I imagine many geek dads have fond memories of the early ’80s video arcades (well, those of us of a certain age). I cut my teeth on Space Invaders, Donkey Kong, and Burger Time before graduating to the more advanced games such as Tempest, Tron, and Sinistar. My hometown arcade (Pensacola, Florida) was called Space Port at University Mall, and for at least a year or more you could get 10 tokens for $1.00 and if you managed to get a bronze or gold token randomly dropped from the token machine, you could trade that in for an additional 5 or 10 bonus tokens. For $2 or $3, you could spend a couple of hours easily, and my parents were always just fine dropping me off there as they knew I was staying out of trouble.
Alas, Space Port is no longer in business, and the day of $0.25 arcade games seems to be gone — nowadays most of the really fun games cost at least $1.00 and you know you’re in for some hurt when the actual arcade game takes dollar bills or debit cards — crazy!!
Now that I have two sons of my own, I cannot wait to at least show them the games I played as a kid before they snicker and go play on their XBox 2020 or whatever the kids will be playing. Still, I can at least feel that I’ve done my part to pass along a glimpse of the early days of video games (don’t worry, I’ll introduce them to Infocom text-based games, too) and maybe try their hand at beating ol’ dad at a game of Donkey Kong or Galaxian.
A while back I wrote about building my own arcade cabinet (it’s 98.5% done — almost… almost… there…) using the Build Your Own Arcade book. When it’s done, my boys will at least have the ability to play some of the older games should they choose to do so. But not everyone has the time, money, or skill (or any combo of the three) to build an arcade cabinet. Short of dropping $1,500 or more on a pre-built one at Costco or Sam’s Club during the holidays that only plays maybe 25 games (all from the same company, too — so most likely it’s either Bally-Midway or Atari games, but not both), the chance of having a real arcade cabinet in your home for a decent price is slim.

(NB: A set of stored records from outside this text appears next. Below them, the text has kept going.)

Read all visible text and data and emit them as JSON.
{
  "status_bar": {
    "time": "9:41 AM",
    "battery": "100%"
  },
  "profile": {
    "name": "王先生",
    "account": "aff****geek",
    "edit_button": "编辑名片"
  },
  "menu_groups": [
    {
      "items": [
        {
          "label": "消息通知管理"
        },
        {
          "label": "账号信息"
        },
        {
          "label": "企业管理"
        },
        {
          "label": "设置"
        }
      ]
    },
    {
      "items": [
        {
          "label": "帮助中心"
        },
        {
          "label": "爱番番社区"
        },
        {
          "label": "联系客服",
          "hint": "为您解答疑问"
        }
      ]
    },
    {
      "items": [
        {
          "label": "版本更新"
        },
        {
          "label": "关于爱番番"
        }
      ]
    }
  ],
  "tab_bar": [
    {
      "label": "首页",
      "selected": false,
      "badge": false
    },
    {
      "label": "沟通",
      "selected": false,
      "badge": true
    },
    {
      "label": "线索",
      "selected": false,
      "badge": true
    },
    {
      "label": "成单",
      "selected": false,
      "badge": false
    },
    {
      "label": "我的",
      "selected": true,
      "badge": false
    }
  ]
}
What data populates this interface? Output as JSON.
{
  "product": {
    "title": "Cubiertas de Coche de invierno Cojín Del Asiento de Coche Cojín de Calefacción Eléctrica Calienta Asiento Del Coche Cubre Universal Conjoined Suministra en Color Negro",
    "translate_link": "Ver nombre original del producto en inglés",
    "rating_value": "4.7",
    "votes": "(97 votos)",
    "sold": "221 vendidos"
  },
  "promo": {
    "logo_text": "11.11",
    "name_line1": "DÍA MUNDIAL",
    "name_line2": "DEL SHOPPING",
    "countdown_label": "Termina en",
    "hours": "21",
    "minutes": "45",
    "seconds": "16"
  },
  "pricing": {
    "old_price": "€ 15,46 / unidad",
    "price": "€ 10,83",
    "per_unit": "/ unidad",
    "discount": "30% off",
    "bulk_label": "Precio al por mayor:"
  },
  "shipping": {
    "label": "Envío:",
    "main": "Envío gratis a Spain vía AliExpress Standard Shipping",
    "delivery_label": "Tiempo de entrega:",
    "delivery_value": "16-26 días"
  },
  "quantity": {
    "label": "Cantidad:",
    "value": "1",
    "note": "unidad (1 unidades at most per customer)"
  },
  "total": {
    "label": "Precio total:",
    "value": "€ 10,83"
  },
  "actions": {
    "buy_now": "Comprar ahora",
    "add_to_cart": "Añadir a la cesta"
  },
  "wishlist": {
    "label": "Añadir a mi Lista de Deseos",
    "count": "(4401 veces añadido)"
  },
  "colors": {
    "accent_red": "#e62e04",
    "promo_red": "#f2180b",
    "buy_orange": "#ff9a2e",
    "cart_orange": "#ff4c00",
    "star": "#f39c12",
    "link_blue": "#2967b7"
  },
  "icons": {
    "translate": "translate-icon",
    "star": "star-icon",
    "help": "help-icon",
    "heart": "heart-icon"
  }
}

If you’ve been wanting your own arcade cabinet and don’t to spend a fortune on it, you’ll be happy to know that geek dad Archie Jones has created a Kickstarter project that is offering up a custom arcade cabinet with all the right details:
- Low price
- Multiple options from complete cabinet to 50% done/50% DIY
- Smaller footprint (takes up less space)
- Blueprints available for DIYers
- No soldering required control panel (a big one for many folks!)
You can go straight for the completely built cabinet so all you have to do is add computer/gamestation and flat screen or monitor… or you can let Archie do the hardest stuff for you such as routing the side pieces and dealing with the t-molding slot. (Honestly, the sides and the t-molding weren’t that bad for me, but that’s because I had the tools to do it right — front, top, back, and bottom pieces can be cut yourself easily enough OR you can have Home Depot or Lowe’s cut them to size for you.)
I like that Archie isn’t forcing a theme on you — you can go with his American Ace design by selecting the right option or choose your own theme. I highly recommend getting his Deluxe Accessories Kit, however — those parts are a good buy and you’ll spend a lot of time and energy (and money) gathering it all together. Add in the Control Panel Kit if you’d prefer not to build that yourself, and you’re still under the $500 mark with very little left to spend other than hardware (nuts/bolts) and the top/bottom/front panel pieces. (Save some money and only go for the coin drop if you really want to charge to play — I skipped that and went for a Lumiglass-lightning effect mounted in its place.)
It’s a nice design, and I’m very impressed with the quality of the parts and the thought that’s gone into the various options. Pick and choose what you need, and if you can handle some of the work yourself, you’ll save even more money.
My full-size cabinet has been relegated to the basement… it’s big. I imagine if I’d gone this route (with a smaller cabinet) I might have been able to get it into my office or one of my kids’ rooms. Oh, well… consider yourself lucky if you choose to back this great Kickstarter project. And please be sure to post pictures of your cabinet over at our GeekDad Community Page!
Be sure to read all the details on the American Ace Kickstarter project if you’re in the market for your own arcade experience.